Write every record out again exactly as shown below.

**Source records**

════════════════════

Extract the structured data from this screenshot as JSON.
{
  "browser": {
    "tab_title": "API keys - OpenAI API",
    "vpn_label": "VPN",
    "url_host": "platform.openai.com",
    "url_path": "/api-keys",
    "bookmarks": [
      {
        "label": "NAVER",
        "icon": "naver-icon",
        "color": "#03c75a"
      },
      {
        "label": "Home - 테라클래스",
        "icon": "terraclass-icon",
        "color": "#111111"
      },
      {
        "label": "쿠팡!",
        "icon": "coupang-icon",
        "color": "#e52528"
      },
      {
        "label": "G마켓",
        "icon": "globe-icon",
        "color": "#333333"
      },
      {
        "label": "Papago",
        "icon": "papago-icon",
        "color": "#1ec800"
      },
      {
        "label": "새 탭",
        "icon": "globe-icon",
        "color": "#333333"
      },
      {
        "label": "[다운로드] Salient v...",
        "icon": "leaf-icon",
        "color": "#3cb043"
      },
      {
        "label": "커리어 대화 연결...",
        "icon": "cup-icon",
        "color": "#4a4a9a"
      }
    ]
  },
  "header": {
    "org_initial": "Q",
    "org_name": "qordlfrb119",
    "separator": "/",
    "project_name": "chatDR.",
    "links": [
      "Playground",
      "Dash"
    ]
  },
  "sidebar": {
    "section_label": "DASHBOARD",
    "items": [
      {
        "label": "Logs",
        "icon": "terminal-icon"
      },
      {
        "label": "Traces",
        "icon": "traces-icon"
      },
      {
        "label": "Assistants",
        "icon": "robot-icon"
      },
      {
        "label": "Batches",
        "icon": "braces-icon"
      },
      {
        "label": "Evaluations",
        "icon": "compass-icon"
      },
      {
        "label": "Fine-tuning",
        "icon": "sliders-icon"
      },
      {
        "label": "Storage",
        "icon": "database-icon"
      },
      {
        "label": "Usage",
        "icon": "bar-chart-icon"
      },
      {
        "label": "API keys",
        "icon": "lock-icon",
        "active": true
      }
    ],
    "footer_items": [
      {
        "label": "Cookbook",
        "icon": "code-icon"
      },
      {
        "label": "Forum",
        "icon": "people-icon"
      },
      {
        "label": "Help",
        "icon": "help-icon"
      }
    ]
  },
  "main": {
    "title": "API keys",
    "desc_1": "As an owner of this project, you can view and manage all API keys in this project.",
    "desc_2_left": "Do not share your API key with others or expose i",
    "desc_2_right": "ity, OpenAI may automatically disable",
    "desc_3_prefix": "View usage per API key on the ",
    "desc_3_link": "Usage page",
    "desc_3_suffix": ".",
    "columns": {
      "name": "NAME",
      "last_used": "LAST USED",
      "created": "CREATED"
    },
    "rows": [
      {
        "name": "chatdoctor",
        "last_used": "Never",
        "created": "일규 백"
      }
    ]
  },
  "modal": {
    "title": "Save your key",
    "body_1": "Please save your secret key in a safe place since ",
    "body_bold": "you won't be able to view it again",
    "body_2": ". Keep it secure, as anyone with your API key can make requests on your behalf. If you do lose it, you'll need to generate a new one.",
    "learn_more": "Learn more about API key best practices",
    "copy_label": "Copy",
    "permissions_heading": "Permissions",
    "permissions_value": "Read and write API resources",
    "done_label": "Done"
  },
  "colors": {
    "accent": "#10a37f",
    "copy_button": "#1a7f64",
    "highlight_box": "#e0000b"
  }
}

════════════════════

**TASK ANSWER**
Extract the structured data from this screenshot as JSON.
{
  "browser": {
    "tab_title": "API keys - OpenAI API",
    "vpn_label": "VPN",
    "url_host": "platform.openai.com",
    "url_path": "/api-keys",
    "bookmarks": [
      {
        "label": "NAVER",
        "icon": "naver-icon",
        "color": "#03c75a"
      },
      {
        "label": "Home - 테라클래스",
        "icon": "terraclass-icon",
        "color": "#111111"
      },
      {
        "label": "쿠팡!",
        "icon": "coupang-icon",
        "color": "#e52528"
      },
      {
        "label": "G마켓",
        "icon": "globe-icon",
        "color": "#333333"
      },
      {
        "label": "Papago",
        "icon": "papago-icon",
        "color": "#1ec800"
      },
      {
        "label": "새 탭",
        "icon": "globe-icon",
        "color": "#333333"
      },
      {
        "label": "[다운로드] Salient v...",
        "icon": "leaf-icon",
        "color": "#3cb043"
      },
      {
        "label": "커리어 대화 연결...",
        "icon": "cup-icon",
        "color": "#4a4a9a"
      }
    ]
  },
  "header": {
    "org_initial": "Q",
    "org_name": "qordlfrb119",
    "separator": "/",
    "project_name": "chatDR.",
    "links": [
      "Playground",
      "Dash"
    ]
  },
  "sidebar": {
    "section_label": "DASHBOARD",
    "items": [
      {
        "label": "Logs",
        "icon": "terminal-icon"
      },
      {
        "label": "Traces",
        "icon": "traces-icon"
      },
      {
        "label": "Assistants",
        "icon": "robot-icon"
      },
      {
        "label": "Batches",
        "icon": "braces-icon"
      },
      {
        "label": "Evaluations",
        "icon": "compass-icon"
      },
      {
        "label": "Fine-tuning",
        "icon": "sliders-icon"
      },
      {
        "label": "Storage",
        "icon": "database-icon"
      },
      {
        "label": "Usage",
        "icon": "bar-chart-icon"
      },
      {
        "label": "API keys",
        "icon": "lock-icon",
        "active": true
      }
    ],
    "footer_items": [
      {
        "label": "Cookbook",
        "icon": "code-icon"
      },
      {
        "label": "Forum",
        "icon": "people-icon"
      },
      {
        "label": "Help",
        "icon": "help-icon"
      }
    ]
  },
  "main": {
    "title": "API keys",
    "desc_1": "As an owner of this project, you can view and manage all API keys in this project.",
    "desc_2_left": "Do not share your API key with others or expose i",
    "desc_2_right": "ity, OpenAI may automatically disable",
    "desc_3_prefix": "View usage per API key on the ",
    "desc_3_link": "Usage page",
    "desc_3_suffix": ".",
    "columns": {
      "name": "NAME",
      "last_used": "LAST USED",
      "created": "CREATED"
    },
    "rows": [
      {
        "name": "chatdoctor",
        "last_used": "Never",
        "created": "일규 백"
      }
    ]
  },
  "modal": {
    "title": "Save your key",
    "body_1": "Please save your secret key in a safe place since ",
    "body_bold": "you won't be able to view it again",
    "body_2": ". Keep it secure, as anyone with your API key can make requests on your behalf. If you do lose it, you'll need to generate a new one.",
    "learn_more": "Learn more about API key best practices",
    "copy_label": "Copy",
    "permissions_heading": "Permissions",
    "permissions_value": "Read and write API resources",
    "done_label": "Done"
  },
  "colors": {
    "accent": "#10a37f",
    "copy_button": "#1a7f64",
    "highlight_box": "#e0000b"
  }
}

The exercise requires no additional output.